## Information supplied
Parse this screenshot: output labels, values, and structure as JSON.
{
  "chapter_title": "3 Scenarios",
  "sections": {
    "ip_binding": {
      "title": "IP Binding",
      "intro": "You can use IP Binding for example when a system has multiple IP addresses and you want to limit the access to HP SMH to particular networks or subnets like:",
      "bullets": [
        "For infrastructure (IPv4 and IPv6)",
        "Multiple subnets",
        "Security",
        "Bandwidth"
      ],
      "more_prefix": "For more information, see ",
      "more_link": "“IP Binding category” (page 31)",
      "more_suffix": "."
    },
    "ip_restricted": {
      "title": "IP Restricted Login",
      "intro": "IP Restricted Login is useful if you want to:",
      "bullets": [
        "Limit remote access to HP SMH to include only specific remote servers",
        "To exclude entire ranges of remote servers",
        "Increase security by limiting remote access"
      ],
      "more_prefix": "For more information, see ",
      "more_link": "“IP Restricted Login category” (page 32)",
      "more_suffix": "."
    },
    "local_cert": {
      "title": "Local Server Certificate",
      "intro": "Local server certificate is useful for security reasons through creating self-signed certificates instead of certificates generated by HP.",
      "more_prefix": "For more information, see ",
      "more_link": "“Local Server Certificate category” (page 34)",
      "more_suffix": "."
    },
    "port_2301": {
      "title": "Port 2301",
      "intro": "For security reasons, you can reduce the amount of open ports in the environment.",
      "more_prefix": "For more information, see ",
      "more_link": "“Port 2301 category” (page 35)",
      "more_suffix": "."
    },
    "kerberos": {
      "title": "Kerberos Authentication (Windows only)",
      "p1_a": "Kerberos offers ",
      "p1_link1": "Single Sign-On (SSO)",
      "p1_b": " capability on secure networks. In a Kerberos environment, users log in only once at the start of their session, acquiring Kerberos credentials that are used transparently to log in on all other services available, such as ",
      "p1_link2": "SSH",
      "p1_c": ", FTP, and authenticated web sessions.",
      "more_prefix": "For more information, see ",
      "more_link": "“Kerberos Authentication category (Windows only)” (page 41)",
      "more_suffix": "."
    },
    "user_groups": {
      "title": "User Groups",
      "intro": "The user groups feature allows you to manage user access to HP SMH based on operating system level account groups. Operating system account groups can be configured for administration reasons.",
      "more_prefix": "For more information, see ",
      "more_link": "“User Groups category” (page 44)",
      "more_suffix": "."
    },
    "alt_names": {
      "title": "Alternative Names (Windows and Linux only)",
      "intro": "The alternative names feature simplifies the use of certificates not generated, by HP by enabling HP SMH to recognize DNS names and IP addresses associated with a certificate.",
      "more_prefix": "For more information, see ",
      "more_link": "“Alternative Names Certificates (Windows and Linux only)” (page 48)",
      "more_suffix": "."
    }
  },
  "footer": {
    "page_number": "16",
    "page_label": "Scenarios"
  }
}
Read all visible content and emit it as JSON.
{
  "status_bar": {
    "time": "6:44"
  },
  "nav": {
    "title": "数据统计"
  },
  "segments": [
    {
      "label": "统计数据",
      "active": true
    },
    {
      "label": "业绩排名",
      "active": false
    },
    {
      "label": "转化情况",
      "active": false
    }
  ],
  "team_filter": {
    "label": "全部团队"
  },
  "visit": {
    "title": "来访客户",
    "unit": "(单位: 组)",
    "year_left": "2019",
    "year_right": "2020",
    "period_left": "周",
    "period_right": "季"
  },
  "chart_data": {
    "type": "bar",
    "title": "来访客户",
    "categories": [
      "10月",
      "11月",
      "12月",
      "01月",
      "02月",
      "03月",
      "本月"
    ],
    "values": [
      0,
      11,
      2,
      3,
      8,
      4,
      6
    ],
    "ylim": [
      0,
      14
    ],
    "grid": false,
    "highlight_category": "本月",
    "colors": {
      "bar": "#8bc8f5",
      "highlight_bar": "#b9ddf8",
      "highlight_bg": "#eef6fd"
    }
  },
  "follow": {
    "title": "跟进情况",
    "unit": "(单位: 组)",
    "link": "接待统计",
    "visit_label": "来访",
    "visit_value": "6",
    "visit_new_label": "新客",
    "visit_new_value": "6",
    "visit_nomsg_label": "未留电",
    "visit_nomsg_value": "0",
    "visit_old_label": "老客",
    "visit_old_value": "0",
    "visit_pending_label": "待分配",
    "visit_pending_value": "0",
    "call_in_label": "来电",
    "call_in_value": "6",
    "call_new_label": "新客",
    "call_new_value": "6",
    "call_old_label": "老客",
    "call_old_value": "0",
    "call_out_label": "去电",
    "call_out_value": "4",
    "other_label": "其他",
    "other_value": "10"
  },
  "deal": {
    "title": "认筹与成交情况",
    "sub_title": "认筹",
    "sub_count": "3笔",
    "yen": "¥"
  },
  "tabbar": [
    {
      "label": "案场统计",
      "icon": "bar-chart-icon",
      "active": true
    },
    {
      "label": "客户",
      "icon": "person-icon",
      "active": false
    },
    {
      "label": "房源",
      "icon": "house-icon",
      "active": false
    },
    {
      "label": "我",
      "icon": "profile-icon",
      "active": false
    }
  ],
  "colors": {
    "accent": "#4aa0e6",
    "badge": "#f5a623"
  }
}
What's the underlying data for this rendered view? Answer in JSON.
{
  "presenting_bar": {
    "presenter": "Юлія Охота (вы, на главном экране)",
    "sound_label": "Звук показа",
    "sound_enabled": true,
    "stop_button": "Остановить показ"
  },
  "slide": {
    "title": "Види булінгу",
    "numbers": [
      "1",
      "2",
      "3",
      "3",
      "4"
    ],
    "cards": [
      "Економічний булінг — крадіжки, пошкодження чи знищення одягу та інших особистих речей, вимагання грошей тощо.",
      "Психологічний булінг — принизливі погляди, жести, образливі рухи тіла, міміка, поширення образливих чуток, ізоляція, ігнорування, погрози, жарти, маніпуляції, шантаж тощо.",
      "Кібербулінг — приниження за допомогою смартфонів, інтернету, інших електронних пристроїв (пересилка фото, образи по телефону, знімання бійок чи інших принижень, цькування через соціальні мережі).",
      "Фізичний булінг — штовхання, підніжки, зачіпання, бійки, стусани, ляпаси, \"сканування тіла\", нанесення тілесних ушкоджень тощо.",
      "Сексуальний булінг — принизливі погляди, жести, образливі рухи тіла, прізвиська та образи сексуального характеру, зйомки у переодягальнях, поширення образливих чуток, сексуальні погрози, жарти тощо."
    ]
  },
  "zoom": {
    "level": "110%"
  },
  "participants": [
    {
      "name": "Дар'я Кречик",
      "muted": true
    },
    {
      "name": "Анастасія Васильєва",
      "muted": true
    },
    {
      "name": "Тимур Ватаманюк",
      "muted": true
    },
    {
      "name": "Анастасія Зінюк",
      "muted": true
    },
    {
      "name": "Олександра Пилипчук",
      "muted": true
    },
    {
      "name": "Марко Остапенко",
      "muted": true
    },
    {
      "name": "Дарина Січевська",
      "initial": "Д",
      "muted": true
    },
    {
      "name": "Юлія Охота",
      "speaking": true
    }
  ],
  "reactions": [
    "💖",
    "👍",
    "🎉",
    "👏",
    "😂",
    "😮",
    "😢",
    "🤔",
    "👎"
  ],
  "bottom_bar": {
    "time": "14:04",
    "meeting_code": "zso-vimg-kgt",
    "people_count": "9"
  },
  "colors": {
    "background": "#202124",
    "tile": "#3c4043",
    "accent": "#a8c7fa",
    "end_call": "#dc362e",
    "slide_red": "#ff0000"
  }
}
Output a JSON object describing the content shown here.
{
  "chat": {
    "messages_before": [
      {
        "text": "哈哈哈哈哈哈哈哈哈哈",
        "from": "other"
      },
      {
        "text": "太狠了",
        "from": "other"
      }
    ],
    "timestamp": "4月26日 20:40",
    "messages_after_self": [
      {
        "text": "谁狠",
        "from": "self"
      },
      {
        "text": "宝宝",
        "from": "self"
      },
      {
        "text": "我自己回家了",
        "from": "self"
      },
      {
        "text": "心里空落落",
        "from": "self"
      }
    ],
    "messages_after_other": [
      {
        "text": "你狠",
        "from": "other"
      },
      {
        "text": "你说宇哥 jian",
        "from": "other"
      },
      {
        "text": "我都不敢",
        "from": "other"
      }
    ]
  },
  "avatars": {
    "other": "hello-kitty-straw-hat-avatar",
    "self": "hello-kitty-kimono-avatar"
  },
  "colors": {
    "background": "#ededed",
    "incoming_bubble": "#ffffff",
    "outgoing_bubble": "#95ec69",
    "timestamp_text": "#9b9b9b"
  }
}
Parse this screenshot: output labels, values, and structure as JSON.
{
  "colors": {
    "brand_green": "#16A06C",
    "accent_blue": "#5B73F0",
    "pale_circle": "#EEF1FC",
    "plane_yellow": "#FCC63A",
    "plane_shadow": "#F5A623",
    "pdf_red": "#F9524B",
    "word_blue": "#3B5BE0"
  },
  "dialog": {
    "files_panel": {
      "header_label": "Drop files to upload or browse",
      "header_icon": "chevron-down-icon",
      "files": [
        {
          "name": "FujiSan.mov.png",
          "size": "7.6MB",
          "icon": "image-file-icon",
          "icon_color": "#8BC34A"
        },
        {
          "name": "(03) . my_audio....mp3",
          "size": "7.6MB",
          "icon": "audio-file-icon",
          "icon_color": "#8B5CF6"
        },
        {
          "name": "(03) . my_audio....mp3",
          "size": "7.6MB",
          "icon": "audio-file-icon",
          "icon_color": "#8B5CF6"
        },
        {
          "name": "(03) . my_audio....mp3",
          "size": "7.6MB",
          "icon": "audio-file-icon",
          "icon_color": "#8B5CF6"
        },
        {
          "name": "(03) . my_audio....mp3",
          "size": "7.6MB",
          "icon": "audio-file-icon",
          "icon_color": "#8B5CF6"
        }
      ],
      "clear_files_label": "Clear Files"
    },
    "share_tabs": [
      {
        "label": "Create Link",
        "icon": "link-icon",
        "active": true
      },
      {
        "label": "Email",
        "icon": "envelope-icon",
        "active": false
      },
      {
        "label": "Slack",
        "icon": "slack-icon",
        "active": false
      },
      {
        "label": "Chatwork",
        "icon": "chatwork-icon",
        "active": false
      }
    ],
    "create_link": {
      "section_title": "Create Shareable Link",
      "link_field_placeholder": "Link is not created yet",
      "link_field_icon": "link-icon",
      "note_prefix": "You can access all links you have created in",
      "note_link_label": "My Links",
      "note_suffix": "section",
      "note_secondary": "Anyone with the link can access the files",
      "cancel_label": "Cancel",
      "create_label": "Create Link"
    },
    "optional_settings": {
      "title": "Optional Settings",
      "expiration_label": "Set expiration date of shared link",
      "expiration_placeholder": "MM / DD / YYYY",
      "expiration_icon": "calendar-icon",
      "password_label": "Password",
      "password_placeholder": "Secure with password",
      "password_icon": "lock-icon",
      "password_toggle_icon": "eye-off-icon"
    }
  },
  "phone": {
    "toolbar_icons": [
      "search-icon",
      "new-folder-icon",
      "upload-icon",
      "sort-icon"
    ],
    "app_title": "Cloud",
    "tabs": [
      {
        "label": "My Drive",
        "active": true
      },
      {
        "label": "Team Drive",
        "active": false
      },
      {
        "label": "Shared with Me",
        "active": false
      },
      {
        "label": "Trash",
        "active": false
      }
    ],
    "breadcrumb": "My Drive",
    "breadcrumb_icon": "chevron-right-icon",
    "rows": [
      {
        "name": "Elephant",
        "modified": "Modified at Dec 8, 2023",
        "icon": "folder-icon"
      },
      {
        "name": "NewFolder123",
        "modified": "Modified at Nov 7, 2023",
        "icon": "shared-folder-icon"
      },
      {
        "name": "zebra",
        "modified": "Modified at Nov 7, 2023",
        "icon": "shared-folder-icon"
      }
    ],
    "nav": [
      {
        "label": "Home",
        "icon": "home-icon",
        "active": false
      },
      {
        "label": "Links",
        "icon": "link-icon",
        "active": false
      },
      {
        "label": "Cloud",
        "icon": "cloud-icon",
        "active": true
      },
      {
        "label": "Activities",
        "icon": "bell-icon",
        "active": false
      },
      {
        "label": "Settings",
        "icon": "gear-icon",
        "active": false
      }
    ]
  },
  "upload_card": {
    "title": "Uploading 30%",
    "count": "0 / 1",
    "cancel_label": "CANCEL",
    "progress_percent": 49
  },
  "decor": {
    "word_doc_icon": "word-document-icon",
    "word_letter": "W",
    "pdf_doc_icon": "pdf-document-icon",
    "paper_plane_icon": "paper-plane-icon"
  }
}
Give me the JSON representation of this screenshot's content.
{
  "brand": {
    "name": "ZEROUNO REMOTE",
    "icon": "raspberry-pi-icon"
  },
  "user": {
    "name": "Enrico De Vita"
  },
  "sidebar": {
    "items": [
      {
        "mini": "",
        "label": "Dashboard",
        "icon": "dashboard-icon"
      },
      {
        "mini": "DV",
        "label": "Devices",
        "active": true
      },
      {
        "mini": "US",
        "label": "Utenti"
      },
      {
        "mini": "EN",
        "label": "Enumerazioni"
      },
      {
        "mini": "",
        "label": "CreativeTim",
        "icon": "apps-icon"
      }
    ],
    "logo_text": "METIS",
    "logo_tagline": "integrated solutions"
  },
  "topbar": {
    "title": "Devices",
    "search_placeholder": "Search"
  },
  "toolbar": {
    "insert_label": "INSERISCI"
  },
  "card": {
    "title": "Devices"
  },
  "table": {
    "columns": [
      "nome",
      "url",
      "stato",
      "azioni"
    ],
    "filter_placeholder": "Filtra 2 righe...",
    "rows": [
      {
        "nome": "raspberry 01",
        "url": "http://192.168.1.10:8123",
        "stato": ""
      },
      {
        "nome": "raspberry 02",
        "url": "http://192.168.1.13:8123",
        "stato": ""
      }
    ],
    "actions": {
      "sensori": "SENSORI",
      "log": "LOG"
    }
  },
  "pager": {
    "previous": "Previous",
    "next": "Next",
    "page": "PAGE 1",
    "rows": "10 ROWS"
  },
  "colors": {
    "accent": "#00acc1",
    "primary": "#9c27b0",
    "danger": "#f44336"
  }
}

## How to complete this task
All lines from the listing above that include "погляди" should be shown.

## Solution to this problem
      "Психологічний булінг — принизливі погляди, жести, образливі рухи тіла, міміка, поширення образливих чуток, ізоляція, ігнорування, погрози, жарти, маніпуляції, шантаж тощо.",
      "Сексуальний булінг — принизливі погляди, жести, образливі рухи тіла, прізвиська та образи сексуального характеру, зйомки у переодягальнях, поширення образливих чуток, сексуальні погрози, жарти тощо."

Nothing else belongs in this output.